…Except for all those things that have been done to them, never mind their place in a PMC that sees them as expendable. But let’s not dwell on that much, because there’s a lot to like in this very good first episode.
The greatest strength of this premiere is its handling of a universe that’s the result of a 300 year long reign of Mars by the Earth Sphere. The peace is frayed, calls for independence are beginning to rise, and there is an undercurrent of tension on every level. All of this is established without firing a shot given the series describing the Special Forces of Earth, Gjallarhorn, as very violent in their quelling of uprisings. The way a well-to-do Martian citizen wipes his sweating brow as he diplomatically grovels for his daughter’s independence seeking behavior, is well done and establishes how much fear can be generated if Earth is opposed. Heck, a shot won’t be fired from their elite units until near the end of the episode, and even then you can see tensions are frayed there too! I like these little touches, and hope it remains such throughout the course of the series, even if Gjallarhorn/Earth eventually goes full Titans (Zeta) or A-LAWS (00 Season 2).
This helps when it comes to the characters. Instead of the inexperienced, in-over-their-heads, rookies that dot the Gundam landscape when war comes to their front door, CGS (Chryse Guard Security) is the complete opposite. Their lower status in not just in their company but society allows us to see war from an underclass. This is well-manifested in Mikazuki Augus (our Gundam pilot) and his childhood friend cum leader of the Third Group, Orga. Mika, while maintaining a stoicism that would make Setsuna F. Seiei envious, is very astute even if very deferring to Orga, and utilizes his expertise not for revenge or power but to protect his comrades and follow his friend. Orga is also very much the same, albeit a bit more talkative and a bit more cunning in not just making sure the Third Group (and Mika) gets out alive, but that whoever leaves them behind gets it, and gets it bad. It’s a nice dynamic, evoking comparisons at best to Simon/Kamina or at worst Guts/Griffith. Regardless of where those two end up on that scale of bros/comrades, hopefully it is executed very well.
This is exemplified well when it comes to clashing with the resident peace Princess du jour, Kudelia Aina Bernstein. Unlike a good number of princesses in the Gundam franchise since probably Relena Peacecraft, she’s thrown into the shit from the get go and even before the episode’s attack, her worldview is immediately challenged. On one hand, there’s a genuine feeling of concern from her over the treatment of people like the Third Group, but on the other it inadvertently feels like it’s political posturing and they’re being used not just as protection, but promotional material for independence. How that disparity of class level will be addressed as the series goes on remains to be seen when it comes to her behavior, but something’s got to happen especially after Mika’s curt, tactless refusal to shake hands with Aina.
Aesthetically in both visuals and sounds the show looks as great as it did in the promotional videos, so nothing much to be said there.
Overall… Well, go watch the first episode of Gundam: Iron-Blooded Orphans.

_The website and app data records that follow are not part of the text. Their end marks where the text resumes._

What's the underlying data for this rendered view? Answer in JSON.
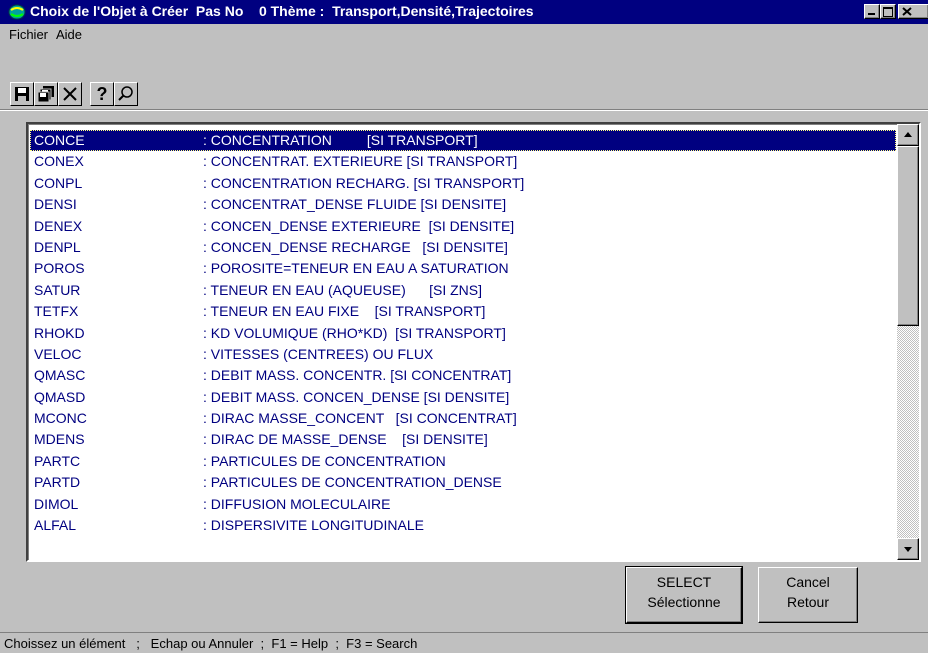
{
  "window": {
    "title": "Choix de l'Objet à Créer  Pas No    0 Thème :  Transport,Densité,Trajectoires"
  },
  "menu": {
    "items": [
      "Fichier",
      "Aide"
    ]
  },
  "toolbar": {
    "help_label": "?"
  },
  "list": {
    "rows": [
      {
        "code": "CONCE",
        "desc": ": CONCENTRATION         [SI TRANSPORT]"
      },
      {
        "code": "CONEX",
        "desc": ": CONCENTRAT. EXTERIEURE [SI TRANSPORT]"
      },
      {
        "code": "CONPL",
        "desc": ": CONCENTRATION RECHARG. [SI TRANSPORT]"
      },
      {
        "code": "DENSI",
        "desc": ": CONCENTRAT_DENSE FLUIDE [SI DENSITE]"
      },
      {
        "code": "DENEX",
        "desc": ": CONCEN_DENSE EXTERIEURE  [SI DENSITE]"
      },
      {
        "code": "DENPL",
        "desc": ": CONCEN_DENSE RECHARGE   [SI DENSITE]"
      },
      {
        "code": "POROS",
        "desc": ": POROSITE=TENEUR EN EAU A SATURATION"
      },
      {
        "code": "SATUR",
        "desc": ": TENEUR EN EAU (AQUEUSE)      [SI ZNS]"
      },
      {
        "code": "TETFX",
        "desc": ": TENEUR EN EAU FIXE    [SI TRANSPORT]"
      },
      {
        "code": "RHOKD",
        "desc": ": KD VOLUMIQUE (RHO*KD)  [SI TRANSPORT]"
      },
      {
        "code": "VELOC",
        "desc": ": VITESSES (CENTREES) OU FLUX"
      },
      {
        "code": "QMASC",
        "desc": ": DEBIT MASS. CONCENTR. [SI CONCENTRAT]"
      },
      {
        "code": "QMASD",
        "desc": ": DEBIT MASS. CONCEN_DENSE [SI DENSITE]"
      },
      {
        "code": "MCONC",
        "desc": ": DIRAC MASSE_CONCENT   [SI CONCENTRAT]"
      },
      {
        "code": "MDENS",
        "desc": ": DIRAC DE MASSE_DENSE    [SI DENSITE]"
      },
      {
        "code": "PARTC",
        "desc": ": PARTICULES DE CONCENTRATION"
      },
      {
        "code": "PARTD",
        "desc": ": PARTICULES DE CONCENTRATION_DENSE"
      },
      {
        "code": "DIMOL",
        "desc": ": DIFFUSION MOLECULAIRE"
      },
      {
        "code": "ALFAL",
        "desc": ": DISPERSIVITE LONGITUDINALE"
      }
    ],
    "selected_index": 0
  },
  "buttons": {
    "select_line1": "SELECT",
    "select_line2": "Sélectionne",
    "cancel_line1": "Cancel",
    "cancel_line2": "Retour"
  },
  "status": {
    "text": "Choissez un élément   ;   Echap ou Annuler  ;  F1 = Help  ;  F3 = Search"
  },
  "colors": {
    "titlebar": "#000080",
    "list_text": "#000080",
    "selection": "#000080",
    "face": "#c0c0c0"
  }
}
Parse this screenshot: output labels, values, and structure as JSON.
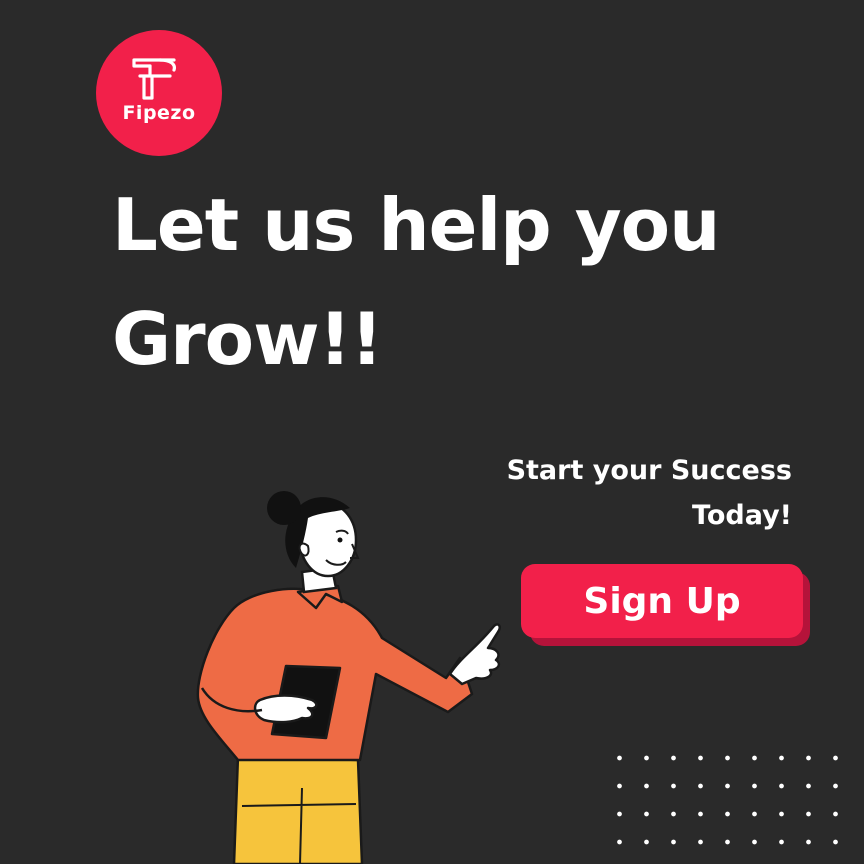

It’s right here. It looks like it’ll be a smartly written, well-produced ride, that won’t pull its punches as things continue on from this rather electric beginning.
- Amplify that comparison of Mika/Orga to Simon/Kamina by giving them the goggles and the sunglasses. Once you do, you can see it can’t you?
- I like how much a relic the Gundam Barbatos is. It not only used as power source, but is totally stripped of its original weaponry so as to make it pretty much a skeleton model. I’m looking forward to how they’ll add onto it.
- Also looking forward to any and all future cosplays of the Gjallarhorn guys. Most regal-as-heck uniform designs since Treize Khushrenada.